Start of ENTRIES SHOWN

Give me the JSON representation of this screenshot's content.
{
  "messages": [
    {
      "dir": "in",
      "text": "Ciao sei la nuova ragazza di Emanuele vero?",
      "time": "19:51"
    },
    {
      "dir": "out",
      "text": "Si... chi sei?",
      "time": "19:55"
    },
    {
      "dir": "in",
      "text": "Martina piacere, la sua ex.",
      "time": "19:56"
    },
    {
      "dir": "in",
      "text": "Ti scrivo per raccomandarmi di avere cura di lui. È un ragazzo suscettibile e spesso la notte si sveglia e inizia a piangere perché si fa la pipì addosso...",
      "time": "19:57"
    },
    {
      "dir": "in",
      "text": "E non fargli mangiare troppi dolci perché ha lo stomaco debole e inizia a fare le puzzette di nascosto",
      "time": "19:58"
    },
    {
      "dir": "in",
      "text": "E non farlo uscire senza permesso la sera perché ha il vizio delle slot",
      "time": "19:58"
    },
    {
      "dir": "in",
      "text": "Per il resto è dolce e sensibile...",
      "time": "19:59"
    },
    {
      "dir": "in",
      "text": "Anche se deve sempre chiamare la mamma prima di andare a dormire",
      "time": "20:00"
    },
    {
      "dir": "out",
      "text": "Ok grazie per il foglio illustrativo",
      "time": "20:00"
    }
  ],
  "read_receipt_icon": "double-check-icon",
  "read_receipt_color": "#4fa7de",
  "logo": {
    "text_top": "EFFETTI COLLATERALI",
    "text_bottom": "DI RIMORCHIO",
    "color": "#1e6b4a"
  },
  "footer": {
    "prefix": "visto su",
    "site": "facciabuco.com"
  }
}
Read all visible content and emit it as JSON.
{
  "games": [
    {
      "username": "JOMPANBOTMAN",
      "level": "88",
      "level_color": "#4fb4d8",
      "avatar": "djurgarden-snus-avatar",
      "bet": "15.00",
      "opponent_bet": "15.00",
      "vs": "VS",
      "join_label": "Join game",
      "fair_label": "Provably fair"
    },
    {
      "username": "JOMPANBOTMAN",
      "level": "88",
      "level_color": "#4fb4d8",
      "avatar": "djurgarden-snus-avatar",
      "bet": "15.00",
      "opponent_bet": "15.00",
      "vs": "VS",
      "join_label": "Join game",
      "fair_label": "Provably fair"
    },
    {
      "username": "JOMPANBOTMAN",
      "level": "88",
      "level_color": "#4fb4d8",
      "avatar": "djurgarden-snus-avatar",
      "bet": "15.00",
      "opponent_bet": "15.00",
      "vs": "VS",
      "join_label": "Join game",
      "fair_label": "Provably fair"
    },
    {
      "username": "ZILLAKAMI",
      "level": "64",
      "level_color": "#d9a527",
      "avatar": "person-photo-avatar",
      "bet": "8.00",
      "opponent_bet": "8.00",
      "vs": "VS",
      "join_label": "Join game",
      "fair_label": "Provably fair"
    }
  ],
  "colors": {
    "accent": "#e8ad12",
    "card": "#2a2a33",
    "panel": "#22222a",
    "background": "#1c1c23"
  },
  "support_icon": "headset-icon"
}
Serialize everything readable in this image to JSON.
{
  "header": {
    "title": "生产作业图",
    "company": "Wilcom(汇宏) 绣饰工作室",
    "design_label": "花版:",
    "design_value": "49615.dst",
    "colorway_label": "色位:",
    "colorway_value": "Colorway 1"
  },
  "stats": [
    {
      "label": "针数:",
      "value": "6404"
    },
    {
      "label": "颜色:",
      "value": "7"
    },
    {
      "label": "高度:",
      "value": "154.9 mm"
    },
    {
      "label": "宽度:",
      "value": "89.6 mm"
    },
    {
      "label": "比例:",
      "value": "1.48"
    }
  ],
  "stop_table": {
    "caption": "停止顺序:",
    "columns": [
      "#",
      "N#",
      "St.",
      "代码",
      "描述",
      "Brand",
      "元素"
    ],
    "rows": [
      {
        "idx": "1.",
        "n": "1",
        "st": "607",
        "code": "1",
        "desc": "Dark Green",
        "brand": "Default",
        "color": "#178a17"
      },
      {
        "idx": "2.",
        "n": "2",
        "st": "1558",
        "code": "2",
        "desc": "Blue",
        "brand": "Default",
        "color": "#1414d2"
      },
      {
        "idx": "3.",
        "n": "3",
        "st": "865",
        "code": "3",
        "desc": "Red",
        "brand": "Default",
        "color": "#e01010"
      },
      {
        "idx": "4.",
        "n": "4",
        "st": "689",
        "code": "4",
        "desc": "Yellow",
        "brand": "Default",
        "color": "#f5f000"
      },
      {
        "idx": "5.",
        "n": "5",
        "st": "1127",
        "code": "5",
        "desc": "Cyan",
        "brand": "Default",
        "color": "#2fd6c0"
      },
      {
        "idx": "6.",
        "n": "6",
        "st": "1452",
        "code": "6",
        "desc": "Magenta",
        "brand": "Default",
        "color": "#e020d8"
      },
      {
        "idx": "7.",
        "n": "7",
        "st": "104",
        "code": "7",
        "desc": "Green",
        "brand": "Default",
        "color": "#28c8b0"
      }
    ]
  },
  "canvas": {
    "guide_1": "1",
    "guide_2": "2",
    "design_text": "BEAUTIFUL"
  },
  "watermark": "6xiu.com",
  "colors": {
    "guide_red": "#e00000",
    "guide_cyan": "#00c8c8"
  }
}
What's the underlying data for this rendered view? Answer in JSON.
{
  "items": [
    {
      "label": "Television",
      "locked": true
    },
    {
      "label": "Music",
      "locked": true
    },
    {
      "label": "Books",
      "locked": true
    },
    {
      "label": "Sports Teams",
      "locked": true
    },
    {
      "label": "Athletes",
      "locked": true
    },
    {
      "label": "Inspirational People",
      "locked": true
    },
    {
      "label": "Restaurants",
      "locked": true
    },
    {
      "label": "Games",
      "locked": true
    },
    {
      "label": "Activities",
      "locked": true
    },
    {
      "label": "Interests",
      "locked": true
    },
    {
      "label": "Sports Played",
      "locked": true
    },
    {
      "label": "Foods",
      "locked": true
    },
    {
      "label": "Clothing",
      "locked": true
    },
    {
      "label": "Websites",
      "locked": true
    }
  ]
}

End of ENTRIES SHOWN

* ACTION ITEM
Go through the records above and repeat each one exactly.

* REPLY TO THE EXERCISE
Give me the JSON representation of this screenshot's content.
{
  "messages": [
    {
      "dir": "in",
      "text": "Ciao sei la nuova ragazza di Emanuele vero?",
      "time": "19:51"
    },
    {
      "dir": "out",
      "text": "Si... chi sei?",
      "time": "19:55"
    },
    {
      "dir": "in",
      "text": "Martina piacere, la sua ex.",
      "time": "19:56"
    },
    {
      "dir": "in",
      "text": "Ti scrivo per raccomandarmi di avere cura di lui. È un ragazzo suscettibile e spesso la notte si sveglia e inizia a piangere perché si fa la pipì addosso...",
      "time": "19:57"
    },
    {
      "dir": "in",
      "text": "E non fargli mangiare troppi dolci perché ha lo stomaco debole e inizia a fare le puzzette di nascosto",
      "time": "19:58"
    },
    {
      "dir": "in",
      "text": "E non farlo uscire senza permesso la sera perché ha il vizio delle slot",
      "time": "19:58"
    },
    {
      "dir": "in",
      "text": "Per il resto è dolce e sensibile...",
      "time": "19:59"
    },
    {
      "dir": "in",
      "text": "Anche se deve sempre chiamare la mamma prima di andare a dormire",
      "time": "20:00"
    },
    {
      "dir": "out",
      "text": "Ok grazie per il foglio illustrativo",
      "time": "20:00"
    }
  ],
  "read_receipt_icon": "double-check-icon",
  "read_receipt_color": "#4fa7de",
  "logo": {
    "text_top": "EFFETTI COLLATERALI",
    "text_bottom": "DI RIMORCHIO",
    "color": "#1e6b4a"
  },
  "footer": {
    "prefix": "visto su",
    "site": "facciabuco.com"
  }
}
Read all visible content and emit it as JSON.
{
  "games": [
    {
      "username": "JOMPANBOTMAN",
      "level": "88",
      "level_color": "#4fb4d8",
      "avatar": "djurgarden-snus-avatar",
      "bet": "15.00",
      "opponent_bet": "15.00",
      "vs": "VS",
      "join_label": "Join game",
      "fair_label": "Provably fair"
    },
    {
      "username": "JOMPANBOTMAN",
      "level": "88",
      "level_color": "#4fb4d8",
      "avatar": "djurgarden-snus-avatar",
      "bet": "15.00",
      "opponent_bet": "15.00",
      "vs": "VS",
      "join_label": "Join game",
      "fair_label": "Provably fair"
    },
    {
      "username": "JOMPANBOTMAN",
      "level": "88",
      "level_color": "#4fb4d8",
      "avatar": "djurgarden-snus-avatar",
      "bet": "15.00",
      "opponent_bet": "15.00",
      "vs": "VS",
      "join_label": "Join game",
      "fair_label": "Provably fair"
    },
    {
      "username": "ZILLAKAMI",
      "level": "64",
      "level_color": "#d9a527",
      "avatar": "person-photo-avatar",
      "bet": "8.00",
      "opponent_bet": "8.00",
      "vs": "VS",
      "join_label": "Join game",
      "fair_label": "Provably fair"
    }
  ],
  "colors": {
    "accent": "#e8ad12",
    "card": "#2a2a33",
    "panel": "#22222a",
    "background": "#1c1c23"
  },
  "support_icon": "headset-icon"
}
Serialize everything readable in this image to JSON.
{
  "header": {
    "title": "生产作业图",
    "company": "Wilcom(汇宏) 绣饰工作室",
    "design_label": "花版:",
    "design_value": "49615.dst",
    "colorway_label": "色位:",
    "colorway_value": "Colorway 1"
  },
  "stats": [
    {
      "label": "针数:",
      "value": "6404"
    },
    {
      "label": "颜色:",
      "value": "7"
    },
    {
      "label": "高度:",
      "value": "154.9 mm"
    },
    {
      "label": "宽度:",
      "value": "89.6 mm"
    },
    {
      "label": "比例:",
      "value": "1.48"
    }
  ],
  "stop_table": {
    "caption": "停止顺序:",
    "columns": [
      "#",
      "N#",
      "St.",
      "代码",
      "描述",
      "Brand",
      "元素"
    ],
    "rows": [
      {
        "idx": "1.",
        "n": "1",
        "st": "607",
        "code": "1",
        "desc": "Dark Green",
        "brand": "Default",
        "color": "#178a17"
      },
      {
        "idx": "2.",
        "n": "2",
        "st": "1558",
        "code": "2",
        "desc": "Blue",
        "brand": "Default",
        "color": "#1414d2"
      },
      {
        "idx": "3.",
        "n": "3",
        "st": "865",
        "code": "3",
        "desc": "Red",
        "brand": "Default",
        "color": "#e01010"
      },
      {
        "idx": "4.",
        "n": "4",
        "st": "689",
        "code": "4",
        "desc": "Yellow",
        "brand": "Default",
        "color": "#f5f000"
      },
      {
        "idx": "5.",
        "n": "5",
        "st": "1127",
        "code": "5",
        "desc": "Cyan",
        "brand": "Default",
        "color": "#2fd6c0"
      },
      {
        "idx": "6.",
        "n": "6",
        "st": "1452",
        "code": "6",
        "desc": "Magenta",
        "brand": "Default",
        "color": "#e020d8"
      },
      {
        "idx": "7.",
        "n": "7",
        "st": "104",
        "code": "7",
        "desc": "Green",
        "brand": "Default",
        "color": "#28c8b0"
      }
    ]
  },
  "canvas": {
    "guide_1": "1",
    "guide_2": "2",
    "design_text": "BEAUTIFUL"
  },
  "watermark": "6xiu.com",
  "colors": {
    "guide_red": "#e00000",
    "guide_cyan": "#00c8c8"
  }
}
What's the underlying data for this rendered view? Answer in JSON.
{
  "items": [
    {
      "label": "Television",
      "locked": true
    },
    {
      "label": "Music",
      "locked": true
    },
    {
      "label": "Books",
      "locked": true
    },
    {
      "label": "Sports Teams",
      "locked": true
    },
    {
      "label": "Athletes",
      "locked": true
    },
    {
      "label": "Inspirational People",
      "locked": true
    },
    {
      "label": "Restaurants",
      "locked": true
    },
    {
      "label": "Games",
      "locked": true
    },
    {
      "label": "Activities",
      "locked": true
    },
    {
      "label": "Interests",
      "locked": true
    },
    {
      "label": "Sports Played",
      "locked": true
    },
    {
      "label": "Foods",
      "locked": true
    },
    {
      "label": "Clothing",
      "locked": true
    },
    {
      "label": "Websites",
      "locked": true
    }
  ]
}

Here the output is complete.